Granted, there was plenty of discourse on the woes of Tom Glavine two years ago when his Opening Day start played out like the first scene of Saving Private Ryan, and a season of 9-14/4.52 didn't silence the critics who called him "mediocre," "bait and switch," "a giant waste of money," and even "total crap." (And that was just on this site.) Truth be told, however, if you were to magically eradicate his games against his former team that season, he would have had a much more respectable year. Minus the five outings versus the Bravos, his numbers would have been 9-9/3.80. On that 2003 team, the record is outstanding and the ERA is more than serviceable. That year, the scribblings detailing Atlanta owning old #47 were dead on.

Fast forward to last year. (You can do that at Misery Loves Company because we don't write squat in the offseason.) Glavine's 11-14/3.60 campaign -- yes, record and ERA are sometimes just the tip of the iceberg, but in this case, the old school numbers tell the tale just fine -- would have been 10-12/3.32 sans scalpings by the Braves, just marginally better. Though he was certainly still shaky against Atlanta, he wasn't that much worse against them than everybody else.

Now fast forward to . . . now. Tom Glavine still hangs out in that "Property of Atlanta Braves Baseball Club" T-shirt, but a higher and higher percentage of the league is getting to him every time out. He's getting peppered not only by former battery mates (Eddie Perez hit a crucial two-run tater off TG yesterday) but by random journeymen, utility guys, and futureless rookies of every squad. More and more guys will have personal highlights to tell their grandkids, "I hit a home run off a Hall of Fame pitcher." It's starting to get very ugly for Tom Glavine, and not simply because the Atlanta Braves hit him consistently hard.

In truth, Glavine may well have some gas in the tank, as the stats of the last couple of years contend. But worth noting is that Glavine, like many an aging veteran, was significantly stronger in the early months of the past two seasons and seemed to tire as the season played out. In '03, his ERA went up in every month but one, and in '04 he seemed poised to battle for the ERA title in the first half of the season, closing June with a 2.16 mark, but threw up (or was that me throwing up) monthly averages of 4.31, 5.79, and 6.69 over the last three months. He wears out. Duh. But if he's getting roughed up throughout April, as his current 5.67 ERA and my constant cringing throughout his starts seem to indicate, August and September might be bloodbaths the likes of which we haven't seen here in some time.

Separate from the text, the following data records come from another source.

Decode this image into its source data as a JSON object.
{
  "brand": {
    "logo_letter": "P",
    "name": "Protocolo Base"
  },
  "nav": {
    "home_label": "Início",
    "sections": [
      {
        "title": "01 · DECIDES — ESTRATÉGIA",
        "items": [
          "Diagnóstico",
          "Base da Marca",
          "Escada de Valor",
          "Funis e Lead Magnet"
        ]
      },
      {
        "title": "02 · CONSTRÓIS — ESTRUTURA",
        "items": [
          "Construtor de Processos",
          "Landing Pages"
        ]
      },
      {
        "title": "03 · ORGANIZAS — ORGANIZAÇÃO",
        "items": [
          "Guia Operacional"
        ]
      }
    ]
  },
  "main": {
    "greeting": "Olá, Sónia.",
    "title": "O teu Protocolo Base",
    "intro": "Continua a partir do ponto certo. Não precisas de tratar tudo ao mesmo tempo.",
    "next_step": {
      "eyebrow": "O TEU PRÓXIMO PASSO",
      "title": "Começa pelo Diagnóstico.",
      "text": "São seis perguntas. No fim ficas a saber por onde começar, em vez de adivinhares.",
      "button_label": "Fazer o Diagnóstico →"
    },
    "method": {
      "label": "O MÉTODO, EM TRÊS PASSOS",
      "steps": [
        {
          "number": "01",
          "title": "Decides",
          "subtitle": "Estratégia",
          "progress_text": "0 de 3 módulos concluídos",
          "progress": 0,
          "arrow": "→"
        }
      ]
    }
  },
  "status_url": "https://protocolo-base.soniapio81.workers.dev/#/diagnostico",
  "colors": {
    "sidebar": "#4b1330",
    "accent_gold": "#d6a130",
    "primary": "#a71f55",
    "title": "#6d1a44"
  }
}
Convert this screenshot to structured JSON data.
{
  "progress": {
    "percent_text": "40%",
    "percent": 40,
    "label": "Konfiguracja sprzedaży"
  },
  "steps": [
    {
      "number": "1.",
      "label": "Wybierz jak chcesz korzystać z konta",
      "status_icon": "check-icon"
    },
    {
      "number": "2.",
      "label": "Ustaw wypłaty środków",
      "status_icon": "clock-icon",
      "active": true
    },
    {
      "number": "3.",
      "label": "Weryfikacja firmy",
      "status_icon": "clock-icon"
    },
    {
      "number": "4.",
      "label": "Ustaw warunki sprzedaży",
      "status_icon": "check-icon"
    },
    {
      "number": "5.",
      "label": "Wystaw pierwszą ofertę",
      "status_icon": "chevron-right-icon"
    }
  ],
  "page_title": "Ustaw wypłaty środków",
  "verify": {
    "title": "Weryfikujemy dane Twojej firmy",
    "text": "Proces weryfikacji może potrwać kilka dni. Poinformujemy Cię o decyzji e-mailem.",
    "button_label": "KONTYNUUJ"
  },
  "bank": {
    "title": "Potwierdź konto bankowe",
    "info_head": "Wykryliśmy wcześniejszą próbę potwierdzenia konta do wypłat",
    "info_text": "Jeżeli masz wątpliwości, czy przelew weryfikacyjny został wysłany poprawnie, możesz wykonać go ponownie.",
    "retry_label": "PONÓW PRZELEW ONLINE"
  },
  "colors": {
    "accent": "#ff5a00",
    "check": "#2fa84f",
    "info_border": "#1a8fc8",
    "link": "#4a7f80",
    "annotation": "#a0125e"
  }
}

I guess I just wanted to dispel the SportsCenter-deep notion that Tom Glavine's troubles lie mostly within Atlanta, aka the city Peter Angelos should have targeted as being void of "real baseball fans." (Nice nasty aside with zero relevance, I know, but the opportunity to slag Angelos and Braves fans in one phrase cannot be resisted.) Somehow, though, this has come across as an assault on Glavine. So be it. His veteran presence, somewhere between that of the noble sages some other teams sport and the clubhouse carcinogens of last year, isn't worth the damage to the Mets' chances and the dollars it's costing them -- this year and especially next year, if that happens. Andrew at Chuck 'n' Duck mused a couple of weeks ago whether Tom Glavine is a Met, and he concluded that by now he is one. If May goes like April, it won't be for long.

Just to bookend utter drivel with sacred verse, let's hope April is indeed the cruelest month for the pitcher. I'm not so sure it will be, though. Prove me wrong, Tom Glavine. Make me look ignorant, and bliss will follow.

No comments: